Data records for software interfaces:
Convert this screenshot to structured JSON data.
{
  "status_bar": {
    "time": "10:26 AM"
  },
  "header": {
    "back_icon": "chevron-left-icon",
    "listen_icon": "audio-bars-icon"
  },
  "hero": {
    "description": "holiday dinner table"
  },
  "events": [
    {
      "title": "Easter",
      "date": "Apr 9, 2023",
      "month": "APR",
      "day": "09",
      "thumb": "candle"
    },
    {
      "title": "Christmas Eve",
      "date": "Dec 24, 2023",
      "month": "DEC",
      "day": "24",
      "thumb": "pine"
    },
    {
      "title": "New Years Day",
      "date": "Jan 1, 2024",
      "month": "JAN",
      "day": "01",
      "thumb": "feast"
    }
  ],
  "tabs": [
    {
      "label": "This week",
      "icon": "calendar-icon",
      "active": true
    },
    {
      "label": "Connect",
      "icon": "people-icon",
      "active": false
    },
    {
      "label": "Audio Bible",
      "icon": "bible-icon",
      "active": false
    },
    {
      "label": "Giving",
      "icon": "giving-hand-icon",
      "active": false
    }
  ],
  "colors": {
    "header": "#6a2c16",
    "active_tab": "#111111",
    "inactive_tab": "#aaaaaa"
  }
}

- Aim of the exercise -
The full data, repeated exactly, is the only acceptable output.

- Solution to this task -
Convert this screenshot to structured JSON data.
{
  "status_bar": {
    "time": "10:26 AM"
  },
  "header": {
    "back_icon": "chevron-left-icon",
    "listen_icon": "audio-bars-icon"
  },
  "hero": {
    "description": "holiday dinner table"
  },
  "events": [
    {
      "title": "Easter",
      "date": "Apr 9, 2023",
      "month": "APR",
      "day": "09",
      "thumb": "candle"
    },
    {
      "title": "Christmas Eve",
      "date": "Dec 24, 2023",
      "month": "DEC",
      "day": "24",
      "thumb": "pine"
    },
    {
      "title": "New Years Day",
      "date": "Jan 1, 2024",
      "month": "JAN",
      "day": "01",
      "thumb": "feast"
    }
  ],
  "tabs": [
    {
      "label": "This week",
      "icon": "calendar-icon",
      "active": true
    },
    {
      "label": "Connect",
      "icon": "people-icon",
      "active": false
    },
    {
      "label": "Audio Bible",
      "icon": "bible-icon",
      "active": false
    },
    {
      "label": "Giving",
      "icon": "giving-hand-icon",
      "active": false
    }
  ],
  "colors": {
    "header": "#6a2c16",
    "active_tab": "#111111",
    "inactive_tab": "#aaaaaa"
  }
}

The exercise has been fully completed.